The panel discussion was however mostly centred around the government’s services with most panel members saying these fell short of what people needed. They added that they believed it was not Dementia Jersey’s responsibility to provide support and activities for people with dementia and their families. All panel members then expressed their gratitude for the services Dementia Jersey offers and did not feel anything was lacking in their provision.

  1. Finally, to end on a seasonal note and a lighter subject, we asked the panel to tell us what songs or music reminded them of wintertime, and then although we did not expect or request the panel actually sing these, some members did break out into song!

Favourite Christmas tunes included:

Jingle Bells, Away in a Manager, White Christmas, Auld Lang Syne, Baby It’s Cold Outside, All I want for Christmas is You, Have Yourself a Merry Little Christmas, O Holy Night, Rockin’ Around the Christmas Tree, and Last Christmas.


Although there were no specific recommendations noted during this LEAP meeting, there are some subjects for consideration embedded in the above notes, including: the benefits of reminiscence; maintaining opportunities for people to attend faith activities if these have been important to people in the past; and facilitating opportunities for people to engage in activities which in the past have been important to them.

Related to this, as most panel members wanted to take the opportunity LEAP offered to voice their opinion that it should be the government supporting them better, this will be a subject for LEAP’s future consideration.
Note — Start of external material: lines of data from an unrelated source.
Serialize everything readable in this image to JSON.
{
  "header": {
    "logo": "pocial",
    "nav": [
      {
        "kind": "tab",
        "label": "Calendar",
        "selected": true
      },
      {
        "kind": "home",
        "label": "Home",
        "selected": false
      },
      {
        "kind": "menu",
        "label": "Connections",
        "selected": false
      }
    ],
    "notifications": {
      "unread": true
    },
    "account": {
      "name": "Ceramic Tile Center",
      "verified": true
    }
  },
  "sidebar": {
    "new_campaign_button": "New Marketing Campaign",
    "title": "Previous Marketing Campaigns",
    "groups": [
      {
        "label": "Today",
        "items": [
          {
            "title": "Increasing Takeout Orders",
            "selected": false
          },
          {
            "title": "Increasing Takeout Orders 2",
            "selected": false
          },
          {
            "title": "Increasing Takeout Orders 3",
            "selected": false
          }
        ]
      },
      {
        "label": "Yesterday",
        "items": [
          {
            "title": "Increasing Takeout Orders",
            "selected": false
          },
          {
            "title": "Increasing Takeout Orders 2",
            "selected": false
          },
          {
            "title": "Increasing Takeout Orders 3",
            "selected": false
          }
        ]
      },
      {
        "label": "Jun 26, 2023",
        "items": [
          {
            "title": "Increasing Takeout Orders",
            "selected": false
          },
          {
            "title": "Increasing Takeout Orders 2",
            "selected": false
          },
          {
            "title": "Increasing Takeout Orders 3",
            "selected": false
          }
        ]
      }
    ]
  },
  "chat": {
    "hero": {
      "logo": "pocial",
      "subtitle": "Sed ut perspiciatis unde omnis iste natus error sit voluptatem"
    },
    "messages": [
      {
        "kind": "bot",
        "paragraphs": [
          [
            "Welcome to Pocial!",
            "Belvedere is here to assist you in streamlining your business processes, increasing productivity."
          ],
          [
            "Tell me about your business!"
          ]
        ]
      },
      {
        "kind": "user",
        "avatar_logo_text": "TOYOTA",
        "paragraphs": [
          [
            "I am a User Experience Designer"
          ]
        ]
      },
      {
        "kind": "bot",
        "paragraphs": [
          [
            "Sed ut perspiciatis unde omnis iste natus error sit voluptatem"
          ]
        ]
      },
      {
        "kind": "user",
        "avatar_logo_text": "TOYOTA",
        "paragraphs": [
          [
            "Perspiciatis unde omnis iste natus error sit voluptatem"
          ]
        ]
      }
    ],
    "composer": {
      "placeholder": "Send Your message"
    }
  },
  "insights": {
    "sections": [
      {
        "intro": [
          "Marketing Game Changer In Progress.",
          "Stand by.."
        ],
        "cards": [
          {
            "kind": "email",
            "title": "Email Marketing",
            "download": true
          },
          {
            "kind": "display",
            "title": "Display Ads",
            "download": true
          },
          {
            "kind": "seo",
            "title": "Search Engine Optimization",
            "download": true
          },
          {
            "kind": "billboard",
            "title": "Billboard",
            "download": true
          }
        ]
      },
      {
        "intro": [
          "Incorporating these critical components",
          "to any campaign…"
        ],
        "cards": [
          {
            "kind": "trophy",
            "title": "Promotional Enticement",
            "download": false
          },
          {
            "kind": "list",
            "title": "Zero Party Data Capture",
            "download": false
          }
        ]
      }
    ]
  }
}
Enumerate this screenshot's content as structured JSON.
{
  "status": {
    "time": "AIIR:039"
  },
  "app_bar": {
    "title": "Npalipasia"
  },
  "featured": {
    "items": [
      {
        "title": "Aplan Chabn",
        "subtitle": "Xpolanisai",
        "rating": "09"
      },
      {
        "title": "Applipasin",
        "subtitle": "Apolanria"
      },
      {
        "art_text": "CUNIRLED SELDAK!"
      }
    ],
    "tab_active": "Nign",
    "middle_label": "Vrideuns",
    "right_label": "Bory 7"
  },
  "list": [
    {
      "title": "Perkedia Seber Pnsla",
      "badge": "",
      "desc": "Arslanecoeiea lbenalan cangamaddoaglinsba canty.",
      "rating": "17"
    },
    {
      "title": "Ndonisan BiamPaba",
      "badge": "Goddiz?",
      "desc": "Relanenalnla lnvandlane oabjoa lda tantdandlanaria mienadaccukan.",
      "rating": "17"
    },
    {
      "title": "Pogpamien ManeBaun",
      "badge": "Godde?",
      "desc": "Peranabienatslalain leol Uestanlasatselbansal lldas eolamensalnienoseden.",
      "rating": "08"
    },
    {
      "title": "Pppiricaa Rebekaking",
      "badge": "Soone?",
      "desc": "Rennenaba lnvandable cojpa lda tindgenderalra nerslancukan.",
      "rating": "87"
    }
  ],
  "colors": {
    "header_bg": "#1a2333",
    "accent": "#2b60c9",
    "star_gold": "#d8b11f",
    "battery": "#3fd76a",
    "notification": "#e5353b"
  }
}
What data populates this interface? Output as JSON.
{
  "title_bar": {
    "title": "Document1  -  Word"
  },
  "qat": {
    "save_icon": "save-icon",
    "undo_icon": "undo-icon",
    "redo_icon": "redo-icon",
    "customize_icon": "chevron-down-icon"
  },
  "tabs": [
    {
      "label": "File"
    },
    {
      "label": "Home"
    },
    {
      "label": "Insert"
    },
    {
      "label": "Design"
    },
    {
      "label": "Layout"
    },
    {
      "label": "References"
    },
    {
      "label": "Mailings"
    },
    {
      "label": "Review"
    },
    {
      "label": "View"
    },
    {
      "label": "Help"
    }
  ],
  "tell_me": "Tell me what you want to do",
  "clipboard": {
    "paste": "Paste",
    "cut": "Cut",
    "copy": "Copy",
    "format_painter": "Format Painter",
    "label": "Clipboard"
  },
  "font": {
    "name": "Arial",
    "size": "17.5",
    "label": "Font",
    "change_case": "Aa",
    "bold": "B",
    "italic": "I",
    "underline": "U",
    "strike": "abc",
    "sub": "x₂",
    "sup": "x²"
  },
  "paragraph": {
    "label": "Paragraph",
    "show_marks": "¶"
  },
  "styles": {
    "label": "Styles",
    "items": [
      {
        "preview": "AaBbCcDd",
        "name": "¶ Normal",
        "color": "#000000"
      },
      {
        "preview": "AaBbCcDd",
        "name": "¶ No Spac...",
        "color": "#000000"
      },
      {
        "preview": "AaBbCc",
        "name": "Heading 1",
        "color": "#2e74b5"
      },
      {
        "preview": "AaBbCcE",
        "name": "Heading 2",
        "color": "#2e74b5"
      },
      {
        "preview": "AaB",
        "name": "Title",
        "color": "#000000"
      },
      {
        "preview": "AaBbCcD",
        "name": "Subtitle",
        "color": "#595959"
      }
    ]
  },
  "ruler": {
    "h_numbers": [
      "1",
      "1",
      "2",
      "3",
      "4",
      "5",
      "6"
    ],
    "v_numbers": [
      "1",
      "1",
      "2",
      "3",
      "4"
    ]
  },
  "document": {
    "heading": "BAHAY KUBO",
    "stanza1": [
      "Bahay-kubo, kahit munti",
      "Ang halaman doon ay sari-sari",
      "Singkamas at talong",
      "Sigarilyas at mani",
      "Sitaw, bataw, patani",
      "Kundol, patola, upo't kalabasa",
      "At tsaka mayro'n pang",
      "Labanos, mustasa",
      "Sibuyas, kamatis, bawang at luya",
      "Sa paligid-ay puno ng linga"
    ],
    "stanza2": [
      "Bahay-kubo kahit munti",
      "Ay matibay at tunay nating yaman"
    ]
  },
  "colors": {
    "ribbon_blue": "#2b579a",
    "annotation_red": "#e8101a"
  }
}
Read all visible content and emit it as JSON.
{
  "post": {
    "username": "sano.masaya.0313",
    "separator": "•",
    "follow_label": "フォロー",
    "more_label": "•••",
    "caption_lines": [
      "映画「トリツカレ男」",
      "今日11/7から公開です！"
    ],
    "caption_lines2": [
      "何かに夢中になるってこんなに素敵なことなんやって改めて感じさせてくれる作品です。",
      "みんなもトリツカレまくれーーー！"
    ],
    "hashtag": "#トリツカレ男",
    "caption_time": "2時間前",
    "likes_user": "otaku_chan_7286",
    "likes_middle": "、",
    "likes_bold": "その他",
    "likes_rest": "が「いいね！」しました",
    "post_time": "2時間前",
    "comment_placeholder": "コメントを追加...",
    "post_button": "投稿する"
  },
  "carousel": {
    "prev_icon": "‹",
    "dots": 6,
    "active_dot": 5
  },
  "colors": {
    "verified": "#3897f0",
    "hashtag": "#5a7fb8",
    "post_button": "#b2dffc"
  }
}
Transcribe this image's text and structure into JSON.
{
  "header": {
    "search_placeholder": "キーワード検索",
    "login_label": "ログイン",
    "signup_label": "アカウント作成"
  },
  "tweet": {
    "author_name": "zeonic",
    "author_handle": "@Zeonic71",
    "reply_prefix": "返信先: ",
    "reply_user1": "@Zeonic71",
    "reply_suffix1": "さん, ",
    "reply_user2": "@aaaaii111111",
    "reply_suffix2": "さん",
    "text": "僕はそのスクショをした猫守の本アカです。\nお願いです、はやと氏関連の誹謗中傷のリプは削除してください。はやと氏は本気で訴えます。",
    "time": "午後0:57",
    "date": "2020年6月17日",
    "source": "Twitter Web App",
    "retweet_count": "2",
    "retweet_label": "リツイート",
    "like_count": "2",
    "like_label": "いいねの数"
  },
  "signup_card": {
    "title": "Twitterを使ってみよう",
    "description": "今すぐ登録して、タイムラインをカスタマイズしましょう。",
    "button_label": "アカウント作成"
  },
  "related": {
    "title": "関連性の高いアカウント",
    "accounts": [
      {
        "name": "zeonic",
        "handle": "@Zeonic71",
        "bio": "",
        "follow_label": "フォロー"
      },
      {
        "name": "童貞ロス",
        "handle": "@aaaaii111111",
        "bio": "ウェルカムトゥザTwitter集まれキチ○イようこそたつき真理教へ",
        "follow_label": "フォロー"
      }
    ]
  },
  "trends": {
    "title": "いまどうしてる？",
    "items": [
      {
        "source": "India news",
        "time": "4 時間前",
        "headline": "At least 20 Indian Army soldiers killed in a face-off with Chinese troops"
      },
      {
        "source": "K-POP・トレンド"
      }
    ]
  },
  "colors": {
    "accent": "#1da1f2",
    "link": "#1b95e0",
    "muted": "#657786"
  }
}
And finally, from the discussions this month, it seems that people with dementia and their carers may experience increased levels of depression in winter. As this outcome should not be ignored or considered only as a symptom of progressing dementia, LEAP will return to this subject again in future meetings.